But Inside Snooker understands that this week’s negotiations should result in a new two-year deal for the city to host one of the biggest tournaments on the calendar.

That news, if confirmed, will be of little surprise but greeted with enthusiasm in many quarters, as in most key respects everyone involved from the national and world governing bodies, sponsors, promoters, governmental Shanghai Sports Bureau and event organisers make the Shanghai Masters a tournament to be held up as an example of how it should be done.

Shanghai were one of the three ranking tournaments along with Australia and the World Championships that did not want to fall into line with Hearn’s vision of all players in at the 128-man stage. And Inside Snooker is sticking to its prediction made a week ago that the format will remain the same, with a draw of 32 including 16 seeds through to the venue, 16 qualifiers, and eight Chinese wildcards.

There is an inconsistency, and the wildcards in particular appear obsolete but if the alternative was to lose a top-class tournament and good prize-money from the schedule, the thinking can be understood.
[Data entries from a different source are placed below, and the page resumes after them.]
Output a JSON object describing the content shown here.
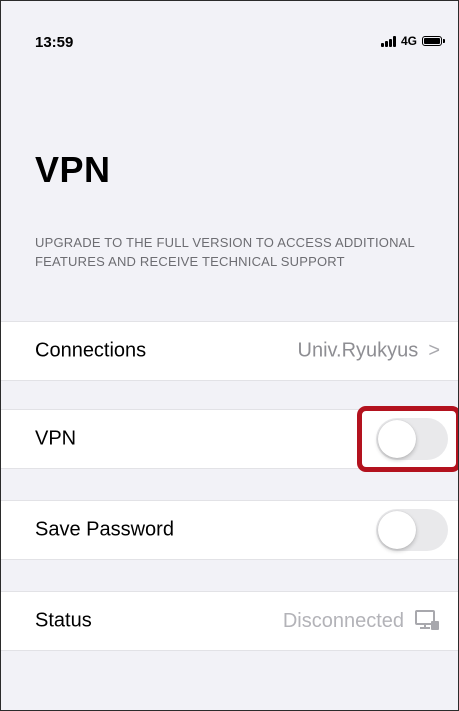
{
  "status_bar": {
    "time": "13:59",
    "network": "4G"
  },
  "page": {
    "title": "VPN",
    "upgrade_note": "UPGRADE TO THE FULL VERSION TO ACCESS ADDITIONAL FEATURES AND RECEIVE TECHNICAL SUPPORT"
  },
  "rows": {
    "connections": {
      "label": "Connections",
      "value": "Univ.Ryukyus",
      "chevron": ">"
    },
    "vpn": {
      "label": "VPN",
      "toggle_on": false
    },
    "save_password": {
      "label": "Save Password",
      "toggle_on": false
    },
    "status": {
      "label": "Status",
      "value": "Disconnected",
      "icon": "network-monitor-icon"
    }
  },
  "colors": {
    "background": "#f2f2f7",
    "row_background": "#ffffff",
    "secondary_text": "#8e8e93",
    "toggle_off": "#e9e9eb",
    "highlight": "#b3121e"
  }
}
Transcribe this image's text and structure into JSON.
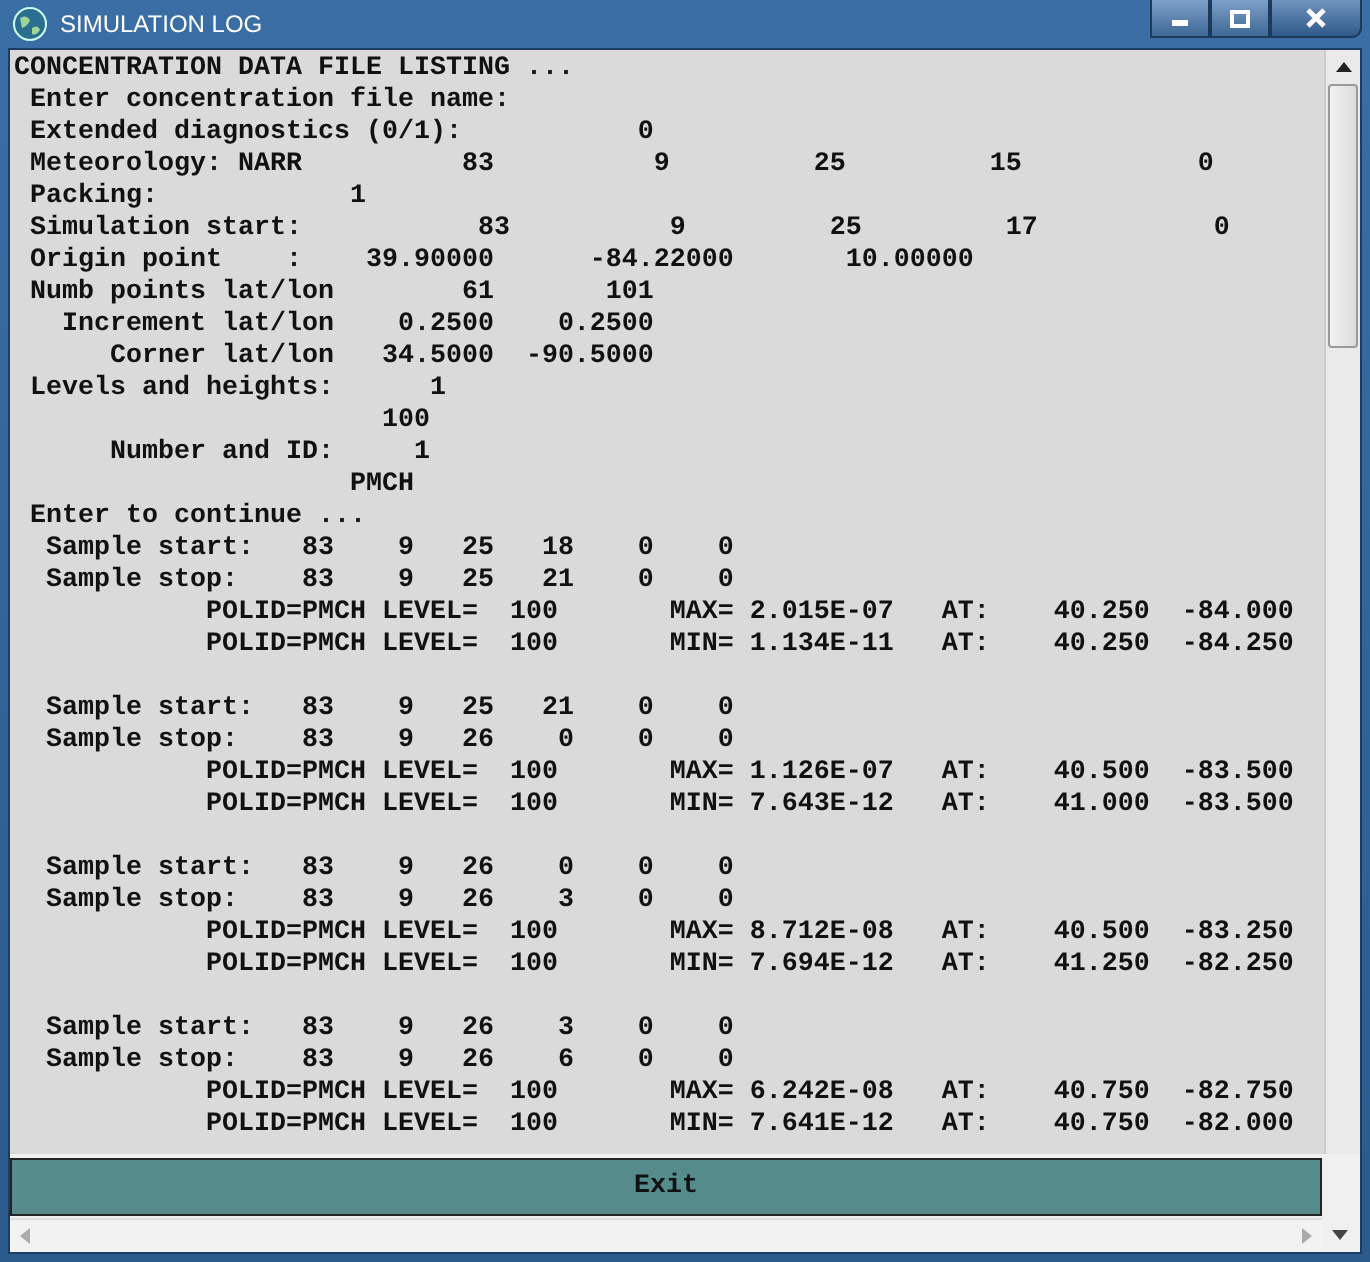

This year's final featured Stuart Bingham and Mark Allen, pictured, guaranteeing an eighth different winner from the eight stagings.

The only problem this year has been the playing conditions in the humidity, also affected by the air conditioning going on and off – but that improved markedly once the event got down to one table in the main arena on the Saturday and the associated re-clothing.


Photograph courtesy of World Snooker